|Along with its infinite other health benefits, regular exercise may lower your risk of AMD. Photo: Getty Images.|
There is no evidence-based therapeutic intervention to prevent age-related macular degeneration (AMD) onset or delay progression, but a healthy lifestyle has been shown to reduce the risk of disease development. In a recent study, researchers analyzed population-based cohort studies to better characterize the impact of physical activity on AMD onset and progression.
A total of 14,630 adults with no or early AMD at baseline from seven population-based studies were included. High levels of physical activity were found to be associated with a reduced risk of early AMD incidence across several large population-based cohorts with a stronger association in the younger population. Physical activity did not have an effect on the progression from early to late AMD.
“Our results are in agreement with the previously reported association of low physical activity with higher AMD prevalence from cross-sectional studies and thus underscore the importance of physical activity as a modifiable lifestyle risk factor to prevent AMD,” the authors explained.
A previous study suggested that increased physical activity lowers the incidence of late AMD, but not early AMD.
“In contrast, we found an association with early AMD, and again we have likely been underpowered for the detection of any association of physical activity with late AMD incidence which was at 0.9%—considerably lower than the 2%,” the authors explained. “We found the strongest association of high physical activity on early AMD in the youngest cohort, which may indicate that the effect is largest around the sixth decade.” The authors said this should be confirmed in further studies comparing younger and older cohorts.

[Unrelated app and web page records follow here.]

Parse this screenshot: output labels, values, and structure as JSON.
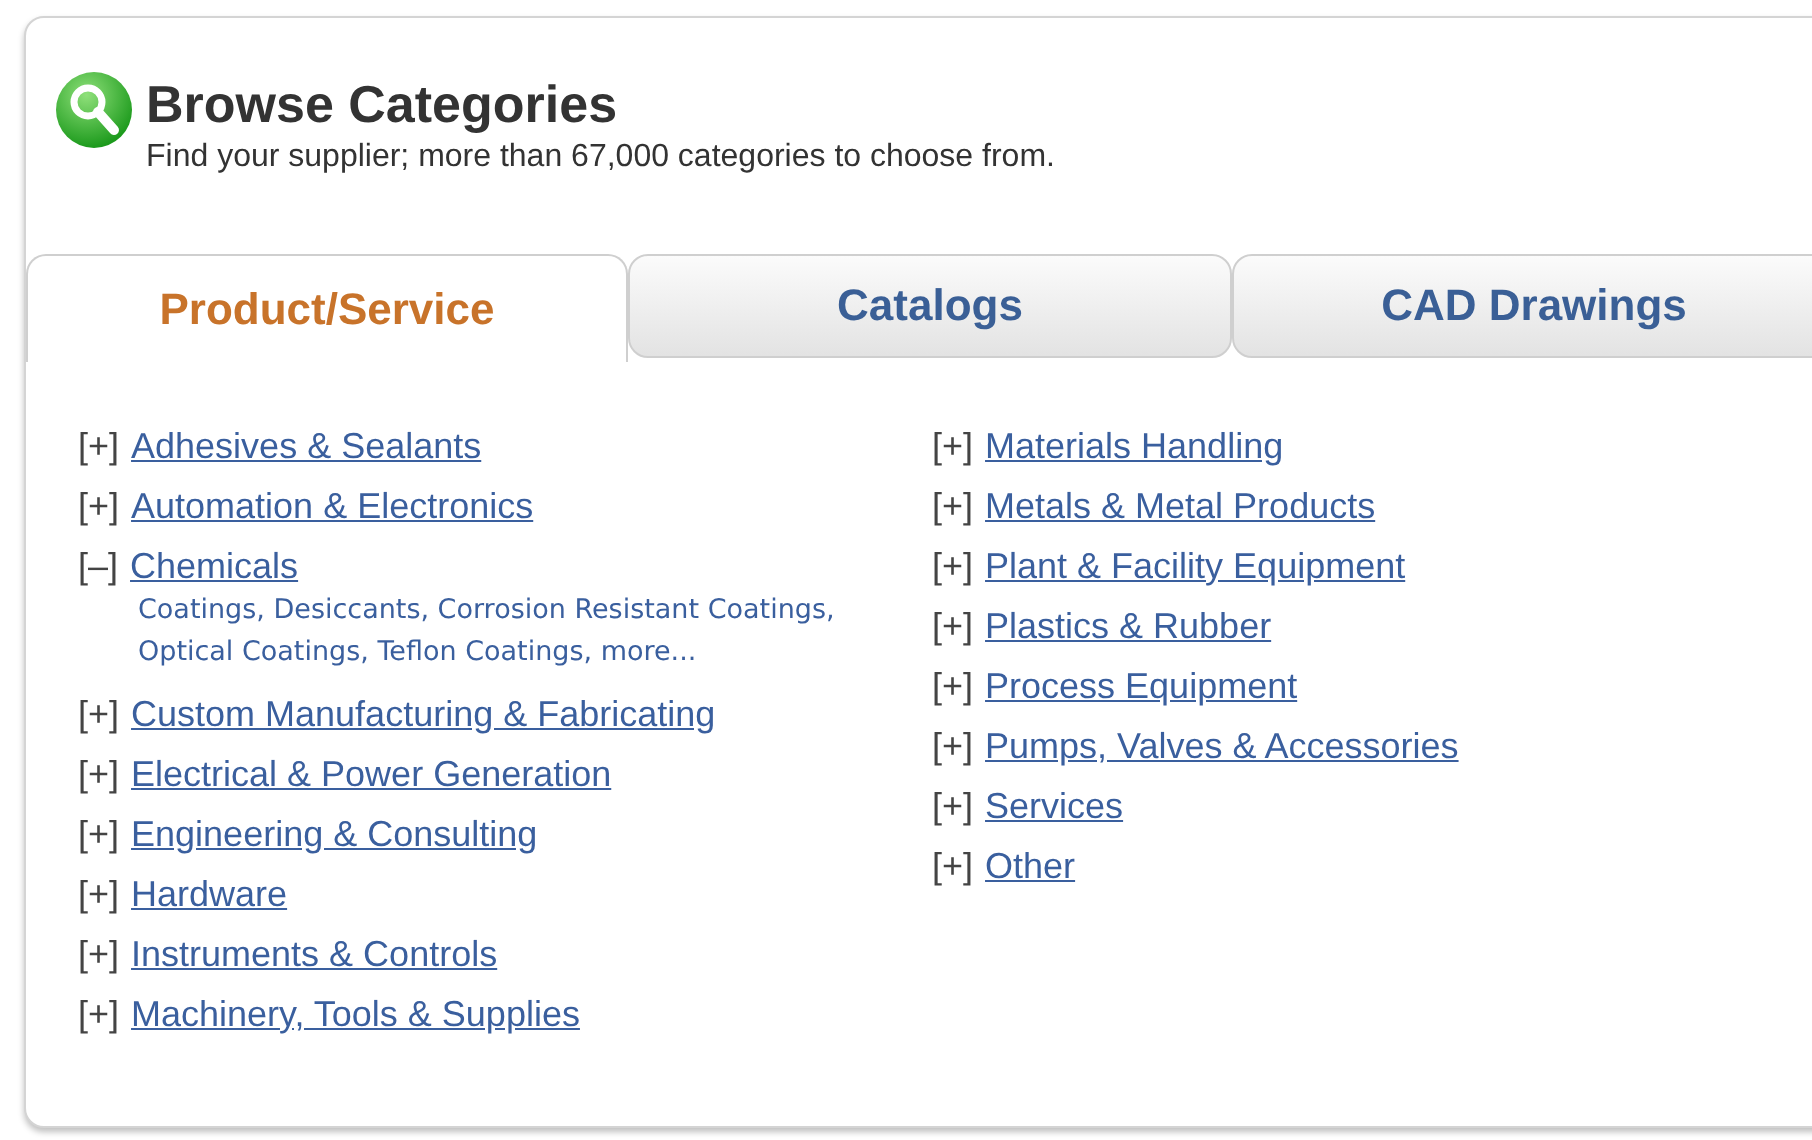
{
  "header": {
    "title": "Browse Categories",
    "subtitle": "Find your supplier; more than 67,000 categories to choose from."
  },
  "tabs": [
    {
      "label": "Product/Service",
      "selected": true
    },
    {
      "label": "Catalogs",
      "selected": false
    },
    {
      "label": "CAD Drawings",
      "selected": false
    }
  ],
  "columns": [
    [
      {
        "toggle": "[+]",
        "label": "Adhesives & Sealants"
      },
      {
        "toggle": "[+]",
        "label": "Automation & Electronics"
      },
      {
        "toggle": "[–]",
        "label": "Chemicals",
        "subcategories": "Coatings, Desiccants, Corrosion Resistant Coatings, Optical Coatings, Teflon Coatings, more..."
      },
      {
        "toggle": "[+]",
        "label": "Custom Manufacturing & Fabricating"
      },
      {
        "toggle": "[+]",
        "label": "Electrical & Power Generation"
      },
      {
        "toggle": "[+]",
        "label": "Engineering & Consulting"
      },
      {
        "toggle": "[+]",
        "label": "Hardware"
      },
      {
        "toggle": "[+]",
        "label": "Instruments & Controls"
      },
      {
        "toggle": "[+]",
        "label": "Machinery, Tools & Supplies"
      }
    ],
    [
      {
        "toggle": "[+]",
        "label": "Materials Handling"
      },
      {
        "toggle": "[+]",
        "label": "Metals & Metal Products"
      },
      {
        "toggle": "[+]",
        "label": "Plant & Facility Equipment"
      },
      {
        "toggle": "[+]",
        "label": "Plastics & Rubber"
      },
      {
        "toggle": "[+]",
        "label": "Process Equipment"
      },
      {
        "toggle": "[+]",
        "label": "Pumps, Valves & Accessories"
      },
      {
        "toggle": "[+]",
        "label": "Services"
      },
      {
        "toggle": "[+]",
        "label": "Other"
      }
    ]
  ]
}
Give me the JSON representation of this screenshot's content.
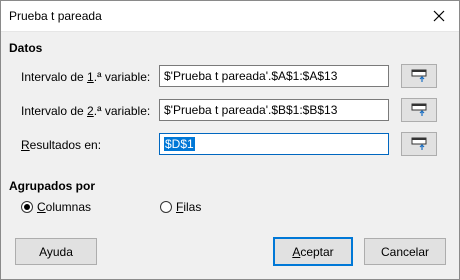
{
  "window": {
    "title": "Prueba t pareada"
  },
  "datos": {
    "heading": "Datos",
    "var1": {
      "label_pre": "Intervalo de ",
      "label_key": "1",
      "label_post": ".ª variable:",
      "value": "$'Prueba t pareada'.$A$1:$A$13"
    },
    "var2": {
      "label_pre": "Intervalo de ",
      "label_key": "2",
      "label_post": ".ª variable:",
      "value": "$'Prueba t pareada'.$B$1:$B$13"
    },
    "results": {
      "label_key": "R",
      "label_post": "esultados en:",
      "value": "$D$1"
    }
  },
  "grouping": {
    "heading": "Agrupados por",
    "columns": {
      "key": "C",
      "rest": "olumnas",
      "selected": true
    },
    "rows": {
      "key": "F",
      "rest": "ilas",
      "selected": false
    }
  },
  "buttons": {
    "help": "Ayuda",
    "ok_key": "A",
    "ok_rest": "ceptar",
    "cancel": "Cancelar"
  },
  "icons": {
    "close": "close-icon",
    "shrink": "shrink-icon"
  },
  "colors": {
    "accent": "#0078d7",
    "selection": "#0078d7"
  }
}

“Based on our results, lifestyle advice for patients at risk of AMD ought to include recommendations to be physically active,” the authors concluded.

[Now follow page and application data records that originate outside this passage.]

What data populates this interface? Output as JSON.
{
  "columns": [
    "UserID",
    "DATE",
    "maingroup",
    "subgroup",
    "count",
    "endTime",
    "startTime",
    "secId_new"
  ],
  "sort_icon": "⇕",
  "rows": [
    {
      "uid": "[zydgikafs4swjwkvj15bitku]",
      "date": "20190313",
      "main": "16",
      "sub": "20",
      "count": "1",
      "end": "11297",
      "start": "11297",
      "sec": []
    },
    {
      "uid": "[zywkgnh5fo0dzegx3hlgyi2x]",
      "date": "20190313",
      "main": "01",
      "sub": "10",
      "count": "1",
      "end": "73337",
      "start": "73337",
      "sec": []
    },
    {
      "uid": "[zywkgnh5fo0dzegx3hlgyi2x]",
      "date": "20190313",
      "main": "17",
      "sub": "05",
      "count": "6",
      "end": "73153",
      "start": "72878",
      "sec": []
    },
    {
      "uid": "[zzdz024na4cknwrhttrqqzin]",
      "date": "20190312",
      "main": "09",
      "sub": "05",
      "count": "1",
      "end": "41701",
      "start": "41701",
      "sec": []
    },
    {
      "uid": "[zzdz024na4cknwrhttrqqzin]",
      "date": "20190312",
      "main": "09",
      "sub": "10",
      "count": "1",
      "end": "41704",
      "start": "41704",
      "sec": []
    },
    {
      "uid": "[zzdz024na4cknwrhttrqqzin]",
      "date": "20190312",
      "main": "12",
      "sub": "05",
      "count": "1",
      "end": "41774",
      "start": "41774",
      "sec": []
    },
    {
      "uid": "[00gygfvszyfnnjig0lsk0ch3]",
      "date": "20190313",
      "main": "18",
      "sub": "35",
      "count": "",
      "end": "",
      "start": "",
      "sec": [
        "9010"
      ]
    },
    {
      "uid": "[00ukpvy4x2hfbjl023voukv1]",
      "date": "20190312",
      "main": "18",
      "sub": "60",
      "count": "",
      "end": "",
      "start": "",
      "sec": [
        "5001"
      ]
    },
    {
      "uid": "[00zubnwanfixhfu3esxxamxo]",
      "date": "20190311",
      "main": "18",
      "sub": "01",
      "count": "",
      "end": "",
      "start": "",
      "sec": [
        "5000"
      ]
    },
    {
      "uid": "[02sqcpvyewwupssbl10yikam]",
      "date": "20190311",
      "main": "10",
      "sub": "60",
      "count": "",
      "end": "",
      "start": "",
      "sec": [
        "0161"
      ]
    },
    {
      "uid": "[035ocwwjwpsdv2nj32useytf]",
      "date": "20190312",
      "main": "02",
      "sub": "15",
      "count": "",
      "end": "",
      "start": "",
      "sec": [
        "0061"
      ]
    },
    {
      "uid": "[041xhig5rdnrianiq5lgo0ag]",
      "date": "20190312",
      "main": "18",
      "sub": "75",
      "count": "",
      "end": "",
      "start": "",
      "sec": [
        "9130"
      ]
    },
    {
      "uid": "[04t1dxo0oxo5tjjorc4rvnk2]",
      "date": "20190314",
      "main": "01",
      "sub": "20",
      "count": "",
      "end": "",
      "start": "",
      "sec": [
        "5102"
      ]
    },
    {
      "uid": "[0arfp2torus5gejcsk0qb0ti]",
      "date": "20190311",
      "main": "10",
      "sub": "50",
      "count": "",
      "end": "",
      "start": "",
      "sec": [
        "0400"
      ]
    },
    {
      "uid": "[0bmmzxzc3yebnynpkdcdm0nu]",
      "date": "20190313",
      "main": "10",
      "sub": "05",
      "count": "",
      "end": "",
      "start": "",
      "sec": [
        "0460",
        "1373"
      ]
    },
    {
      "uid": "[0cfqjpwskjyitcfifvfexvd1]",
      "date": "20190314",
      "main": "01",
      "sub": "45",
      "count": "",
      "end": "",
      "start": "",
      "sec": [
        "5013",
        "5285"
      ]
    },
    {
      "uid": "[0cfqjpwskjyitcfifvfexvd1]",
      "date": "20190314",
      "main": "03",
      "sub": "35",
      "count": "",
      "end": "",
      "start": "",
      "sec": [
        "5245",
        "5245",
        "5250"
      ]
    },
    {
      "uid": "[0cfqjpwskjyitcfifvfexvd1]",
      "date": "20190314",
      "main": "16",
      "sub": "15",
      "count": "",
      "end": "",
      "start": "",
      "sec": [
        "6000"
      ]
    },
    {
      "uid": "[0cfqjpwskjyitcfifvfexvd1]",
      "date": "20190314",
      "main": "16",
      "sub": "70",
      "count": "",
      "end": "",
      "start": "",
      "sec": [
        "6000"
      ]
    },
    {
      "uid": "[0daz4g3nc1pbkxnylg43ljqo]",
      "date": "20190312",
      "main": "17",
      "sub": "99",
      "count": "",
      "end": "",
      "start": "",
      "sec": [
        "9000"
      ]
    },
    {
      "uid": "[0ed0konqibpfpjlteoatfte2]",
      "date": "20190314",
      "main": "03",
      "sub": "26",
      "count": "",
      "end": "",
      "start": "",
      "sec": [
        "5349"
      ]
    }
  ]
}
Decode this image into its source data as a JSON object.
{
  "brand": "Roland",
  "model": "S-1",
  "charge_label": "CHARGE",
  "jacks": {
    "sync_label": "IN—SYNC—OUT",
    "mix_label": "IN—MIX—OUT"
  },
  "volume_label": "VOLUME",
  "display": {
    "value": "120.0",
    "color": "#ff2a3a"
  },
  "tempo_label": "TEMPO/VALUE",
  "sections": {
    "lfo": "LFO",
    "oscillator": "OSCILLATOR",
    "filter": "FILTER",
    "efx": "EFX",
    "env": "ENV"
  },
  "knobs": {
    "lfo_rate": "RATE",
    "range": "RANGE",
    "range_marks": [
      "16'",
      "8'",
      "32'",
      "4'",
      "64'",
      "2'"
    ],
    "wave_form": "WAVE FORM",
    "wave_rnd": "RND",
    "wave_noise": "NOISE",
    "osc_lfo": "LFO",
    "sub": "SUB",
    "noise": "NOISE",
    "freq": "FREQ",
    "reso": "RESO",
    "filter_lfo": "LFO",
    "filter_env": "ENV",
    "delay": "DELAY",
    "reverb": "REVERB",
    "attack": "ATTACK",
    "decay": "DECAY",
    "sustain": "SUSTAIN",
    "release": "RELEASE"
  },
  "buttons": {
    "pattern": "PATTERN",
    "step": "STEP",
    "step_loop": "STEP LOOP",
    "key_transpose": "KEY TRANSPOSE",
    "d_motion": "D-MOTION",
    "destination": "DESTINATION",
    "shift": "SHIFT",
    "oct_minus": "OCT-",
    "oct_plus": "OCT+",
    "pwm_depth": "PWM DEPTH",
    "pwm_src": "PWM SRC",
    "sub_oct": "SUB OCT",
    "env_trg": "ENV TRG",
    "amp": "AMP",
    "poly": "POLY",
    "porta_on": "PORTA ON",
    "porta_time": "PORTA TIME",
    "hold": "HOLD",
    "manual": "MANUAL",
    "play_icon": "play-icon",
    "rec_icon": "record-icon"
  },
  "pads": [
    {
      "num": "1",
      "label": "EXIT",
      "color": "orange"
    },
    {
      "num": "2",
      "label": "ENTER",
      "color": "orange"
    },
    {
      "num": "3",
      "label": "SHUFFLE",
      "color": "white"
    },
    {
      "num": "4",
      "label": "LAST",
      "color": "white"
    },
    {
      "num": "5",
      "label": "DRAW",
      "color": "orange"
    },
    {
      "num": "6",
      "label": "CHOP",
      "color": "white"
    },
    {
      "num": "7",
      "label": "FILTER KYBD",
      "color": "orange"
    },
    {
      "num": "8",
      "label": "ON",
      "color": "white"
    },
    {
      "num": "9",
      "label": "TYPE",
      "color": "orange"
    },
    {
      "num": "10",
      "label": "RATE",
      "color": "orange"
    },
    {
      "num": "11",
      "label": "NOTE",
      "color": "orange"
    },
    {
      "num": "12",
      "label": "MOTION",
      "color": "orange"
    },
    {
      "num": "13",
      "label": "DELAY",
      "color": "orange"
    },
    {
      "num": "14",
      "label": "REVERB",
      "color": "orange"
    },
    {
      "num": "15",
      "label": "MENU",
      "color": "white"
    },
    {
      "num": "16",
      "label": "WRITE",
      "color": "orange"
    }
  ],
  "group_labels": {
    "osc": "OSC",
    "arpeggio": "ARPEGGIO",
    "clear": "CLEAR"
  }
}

Mauschitz MM, Schmitz MT, Verzijden T, et al. Physical activity, incidence and progression of age-related macular degeneration: a multi-cohort study. Am J Ophthalmol. October 8, 2021. [Epub ahead of print].